TASK DETAILS. Print, unchanged, the line containing "Serialize everything readable" along with all lines that follow it to the end of the listing.
┌──
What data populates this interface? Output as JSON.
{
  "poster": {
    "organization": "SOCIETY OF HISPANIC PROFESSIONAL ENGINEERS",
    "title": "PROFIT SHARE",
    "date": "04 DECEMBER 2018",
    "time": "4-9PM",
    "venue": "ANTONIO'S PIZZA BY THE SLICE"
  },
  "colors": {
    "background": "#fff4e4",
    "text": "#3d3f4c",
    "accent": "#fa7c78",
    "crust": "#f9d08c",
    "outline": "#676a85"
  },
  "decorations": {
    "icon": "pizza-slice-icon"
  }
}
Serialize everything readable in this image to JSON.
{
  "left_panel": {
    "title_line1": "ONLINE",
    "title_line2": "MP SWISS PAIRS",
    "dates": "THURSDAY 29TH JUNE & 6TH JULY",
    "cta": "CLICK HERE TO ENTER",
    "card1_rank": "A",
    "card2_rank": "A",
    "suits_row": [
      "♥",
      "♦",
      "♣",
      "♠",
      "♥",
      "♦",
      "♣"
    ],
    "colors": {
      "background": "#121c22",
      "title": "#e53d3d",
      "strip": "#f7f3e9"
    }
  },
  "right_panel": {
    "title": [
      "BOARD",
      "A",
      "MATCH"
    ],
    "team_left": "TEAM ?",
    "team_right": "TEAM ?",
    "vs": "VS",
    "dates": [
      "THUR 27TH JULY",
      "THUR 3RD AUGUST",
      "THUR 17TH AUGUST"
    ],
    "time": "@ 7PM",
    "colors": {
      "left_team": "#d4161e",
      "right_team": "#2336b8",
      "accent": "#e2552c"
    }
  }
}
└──
TASK RESPONSE.
Serialize everything readable in this image to JSON.
{
  "left_panel": {
    "title_line1": "ONLINE",
    "title_line2": "MP SWISS PAIRS",
    "dates": "THURSDAY 29TH JUNE & 6TH JULY",
    "cta": "CLICK HERE TO ENTER",
    "card1_rank": "A",
    "card2_rank": "A",
    "suits_row": [
      "♥",
      "♦",
      "♣",
      "♠",
      "♥",
      "♦",
      "♣"
    ],
    "colors": {
      "background": "#121c22",
      "title": "#e53d3d",
      "strip": "#f7f3e9"
    }
  },
  "right_panel": {
    "title": [
      "BOARD",
      "A",
      "MATCH"
    ],
    "team_left": "TEAM ?",
    "team_right": "TEAM ?",
    "vs": "VS",
    "dates": [
      "THUR 27TH JULY",
      "THUR 3RD AUGUST",
      "THUR 17TH AUGUST"
    ],
    "time": "@ 7PM",
    "colors": {
      "left_team": "#d4161e",
      "right_team": "#2336b8",
      "accent": "#e2552c"
    }
  }
}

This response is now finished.